One year ago today, Matt and I declined an invitation to go out with friends. We’d received the invitation—to celebrate birthdays and holidays and the end of another year—earlier in the week, but I’d avoided giving a firm answer, thanks to a hefty dose of denial and a fair amount of wishful thinking. I had told the friend that I wouldn’t be able to commit until the last minute; it would depend on Matt. She’d been understanding.
She was understanding on Saturday, December 16, 2017, when I texted her to say that we (Matt and I) weren’t going to be able to make it.
I had hoped to go—even securing my mom as a babysitter for the night. I had wanted to go with an almost adolescent desperation. For so many weeks and months, we’d been submerged in the world of cancer. I had hoped to come up for air, for just a few hours. I had hoped Matt would be feeling enough like himself that we could stop by and just be Matt and Elaine—or, at least, something approaching Matt and Elaine. I had wanted to feel normal—like another suburban couple out on a Saturday night.
As the day marched on, I accepted a truth I’d known all along. Normal was too far out of reach. We couldn’t go for a couple of reasons. For one, Matt simply wasn’t Matt. He’d be disoriented in a large, loud group. He’d feel out of place in a conversation that he couldn’t quite follow. He’d struggle too much. And that protectiveness. Rightly or wrongly, I didn’t want to expose Matt to a situation in which he might be frustrated.
And two—and this reason is harder to verbalize and largely irrational—we were trying to protect the majority of our friends from our truth. In a way, we were trying to protect ourselves from it, too. The (irrational) logic goes like this: if the majority of our friends didn’t know the extent of Matt’s struggles, then once he got better, we could pretend he’d never struggled at all. That was how Matt and I had dealt with every down cycle. During the upswing, we never discussed the depths to which we sank. We never acknowledged the darkness through which we’d walked. In the upswing, we’d just pick up where we left off from the previous upswing. In a way, we pretended the down cycles never existed. And it was easier to pretend if our friends didn’t know.
That belief.
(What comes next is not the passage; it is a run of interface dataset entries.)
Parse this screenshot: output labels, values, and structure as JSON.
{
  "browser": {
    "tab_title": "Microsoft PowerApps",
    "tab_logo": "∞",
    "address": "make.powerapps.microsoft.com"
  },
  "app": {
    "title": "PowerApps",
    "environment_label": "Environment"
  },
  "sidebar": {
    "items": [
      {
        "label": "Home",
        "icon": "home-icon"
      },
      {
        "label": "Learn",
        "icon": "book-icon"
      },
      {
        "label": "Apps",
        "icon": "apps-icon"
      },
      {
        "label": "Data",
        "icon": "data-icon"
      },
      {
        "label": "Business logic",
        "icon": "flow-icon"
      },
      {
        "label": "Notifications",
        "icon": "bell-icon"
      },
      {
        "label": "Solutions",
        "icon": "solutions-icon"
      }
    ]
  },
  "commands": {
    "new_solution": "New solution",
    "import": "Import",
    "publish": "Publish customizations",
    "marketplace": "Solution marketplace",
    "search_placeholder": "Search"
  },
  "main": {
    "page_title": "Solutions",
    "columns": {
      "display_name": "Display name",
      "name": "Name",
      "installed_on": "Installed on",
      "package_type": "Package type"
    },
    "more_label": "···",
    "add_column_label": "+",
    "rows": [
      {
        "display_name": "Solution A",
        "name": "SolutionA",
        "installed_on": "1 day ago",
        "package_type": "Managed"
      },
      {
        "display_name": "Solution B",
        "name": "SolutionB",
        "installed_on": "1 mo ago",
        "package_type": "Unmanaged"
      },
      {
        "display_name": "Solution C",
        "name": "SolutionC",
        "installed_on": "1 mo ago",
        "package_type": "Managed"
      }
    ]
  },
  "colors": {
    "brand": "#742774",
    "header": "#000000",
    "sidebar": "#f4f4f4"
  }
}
The belief that this struggle was temporary, that this down cycle would end and we’d be able to blot it out of our memory to pick up where we left off, was how hope manifested on December 16, 2017.
That night, because we had a sitter, because my mom encouraged us to go out, we (Matt and I) went out. We went for dinner—and I wish I could say it was easy and fun. It wasn’t. Conversation was strained. Matt’s warped reality combined with my disappointment was an explosive combination. Afterward, we went to see the new Star Wars movie. We’d gotten to the theater late and had no choice but to sit in the very first row.
I don’t really remember why we didn’t leave—return the tickets for a refund and go home. I vaguely remember Matt wanting to stay. We watched the entire movie. Two plus hours craning our necks up to an impossible angle.
I remember almost nothing of the movie, except this: Matt had loved it. That close, he’d been able to see the screen and all the details that mattered in the movie. For weeks prior, he’d been unable to watch TV at home. He’d all but given up watching football and basketball. But finally, he’d been able to watch a movie. He’d gotten a few hours of normal.
Without realizing it, we’d gotten my wish. The chance to come up for air.